→ **PROBLEM STATEMENT**
Go line by line through the data and copy those with the word "Select".

Excerpts from an interface dataset
◇ ◇ ◇
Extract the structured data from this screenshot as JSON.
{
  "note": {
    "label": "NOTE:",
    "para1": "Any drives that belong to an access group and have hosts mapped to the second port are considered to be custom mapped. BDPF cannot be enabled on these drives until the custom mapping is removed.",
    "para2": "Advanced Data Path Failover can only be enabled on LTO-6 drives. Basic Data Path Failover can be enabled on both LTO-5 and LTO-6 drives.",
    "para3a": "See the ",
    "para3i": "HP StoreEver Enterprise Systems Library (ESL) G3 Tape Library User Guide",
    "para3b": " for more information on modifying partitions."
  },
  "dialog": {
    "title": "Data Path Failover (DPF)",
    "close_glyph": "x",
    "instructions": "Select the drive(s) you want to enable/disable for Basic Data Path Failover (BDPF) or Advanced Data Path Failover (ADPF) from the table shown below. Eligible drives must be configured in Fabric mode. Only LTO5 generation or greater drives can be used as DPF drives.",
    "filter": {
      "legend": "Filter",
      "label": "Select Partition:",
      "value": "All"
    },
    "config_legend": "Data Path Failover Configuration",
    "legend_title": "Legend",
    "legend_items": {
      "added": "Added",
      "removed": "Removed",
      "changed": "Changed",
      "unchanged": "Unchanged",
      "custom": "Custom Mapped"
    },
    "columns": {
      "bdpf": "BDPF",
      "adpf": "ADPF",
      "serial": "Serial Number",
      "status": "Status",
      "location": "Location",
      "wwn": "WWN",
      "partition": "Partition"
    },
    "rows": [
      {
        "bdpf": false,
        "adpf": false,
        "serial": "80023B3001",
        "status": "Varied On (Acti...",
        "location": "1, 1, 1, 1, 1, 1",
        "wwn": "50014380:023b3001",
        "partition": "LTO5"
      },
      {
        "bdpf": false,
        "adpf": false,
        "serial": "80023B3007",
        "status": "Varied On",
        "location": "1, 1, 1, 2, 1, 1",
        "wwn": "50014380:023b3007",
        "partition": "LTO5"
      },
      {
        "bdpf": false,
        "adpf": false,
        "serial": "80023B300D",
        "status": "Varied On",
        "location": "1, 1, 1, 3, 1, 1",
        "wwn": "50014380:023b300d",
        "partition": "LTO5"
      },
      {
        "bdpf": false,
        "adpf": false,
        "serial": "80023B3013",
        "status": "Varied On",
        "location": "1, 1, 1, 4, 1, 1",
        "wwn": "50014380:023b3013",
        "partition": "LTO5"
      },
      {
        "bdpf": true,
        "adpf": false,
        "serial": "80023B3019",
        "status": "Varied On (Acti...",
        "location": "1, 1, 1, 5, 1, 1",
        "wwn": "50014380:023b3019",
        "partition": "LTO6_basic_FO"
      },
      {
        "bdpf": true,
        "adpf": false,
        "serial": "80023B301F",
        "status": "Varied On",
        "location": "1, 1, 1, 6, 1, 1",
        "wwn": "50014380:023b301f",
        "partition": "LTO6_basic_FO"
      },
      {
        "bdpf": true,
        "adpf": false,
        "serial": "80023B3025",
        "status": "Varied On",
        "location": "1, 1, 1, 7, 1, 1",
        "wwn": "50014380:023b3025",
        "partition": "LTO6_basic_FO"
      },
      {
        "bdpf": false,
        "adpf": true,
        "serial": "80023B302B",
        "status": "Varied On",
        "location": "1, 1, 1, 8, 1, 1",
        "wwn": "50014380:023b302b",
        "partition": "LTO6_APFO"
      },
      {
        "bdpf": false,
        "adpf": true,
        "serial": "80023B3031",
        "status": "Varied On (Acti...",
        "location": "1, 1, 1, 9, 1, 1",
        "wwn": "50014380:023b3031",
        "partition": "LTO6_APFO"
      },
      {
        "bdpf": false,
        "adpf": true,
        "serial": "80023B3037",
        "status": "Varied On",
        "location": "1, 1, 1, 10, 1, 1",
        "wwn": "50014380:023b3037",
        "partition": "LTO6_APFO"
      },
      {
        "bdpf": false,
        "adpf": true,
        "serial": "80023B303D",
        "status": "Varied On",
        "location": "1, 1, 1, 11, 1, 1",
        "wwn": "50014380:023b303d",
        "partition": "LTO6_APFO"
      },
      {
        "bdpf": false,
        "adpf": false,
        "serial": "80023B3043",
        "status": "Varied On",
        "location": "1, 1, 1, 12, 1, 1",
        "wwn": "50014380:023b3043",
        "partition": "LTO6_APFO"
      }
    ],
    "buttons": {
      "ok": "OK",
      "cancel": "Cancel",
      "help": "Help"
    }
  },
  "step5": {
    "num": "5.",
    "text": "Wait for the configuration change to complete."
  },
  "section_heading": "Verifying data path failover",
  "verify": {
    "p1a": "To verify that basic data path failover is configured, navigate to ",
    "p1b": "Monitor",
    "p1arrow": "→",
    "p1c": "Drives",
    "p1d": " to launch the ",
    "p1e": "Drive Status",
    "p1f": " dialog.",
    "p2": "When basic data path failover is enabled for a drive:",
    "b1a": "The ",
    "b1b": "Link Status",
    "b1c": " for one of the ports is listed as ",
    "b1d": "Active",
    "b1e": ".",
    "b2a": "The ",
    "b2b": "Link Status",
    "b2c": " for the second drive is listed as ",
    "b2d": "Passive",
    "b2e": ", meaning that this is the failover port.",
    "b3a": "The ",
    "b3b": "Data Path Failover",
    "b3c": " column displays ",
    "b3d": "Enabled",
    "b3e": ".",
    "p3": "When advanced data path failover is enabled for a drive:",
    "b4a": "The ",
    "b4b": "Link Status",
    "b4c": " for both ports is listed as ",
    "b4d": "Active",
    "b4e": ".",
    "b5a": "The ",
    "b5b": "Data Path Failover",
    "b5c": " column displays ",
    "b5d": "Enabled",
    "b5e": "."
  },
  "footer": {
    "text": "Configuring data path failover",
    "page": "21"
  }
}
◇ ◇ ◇
→ **ANSWER FOR THE TASK**
    "instructions": "Select the drive(s) you want to enable/disable for Basic Data Path Failover (BDPF) or Advanced Data Path Failover (ADPF) from the table shown below. Eligible drives must be configured in Fabric mode. Only LTO5 generation or greater drives can be used as DPF drives.",
      "label": "Select Partition:",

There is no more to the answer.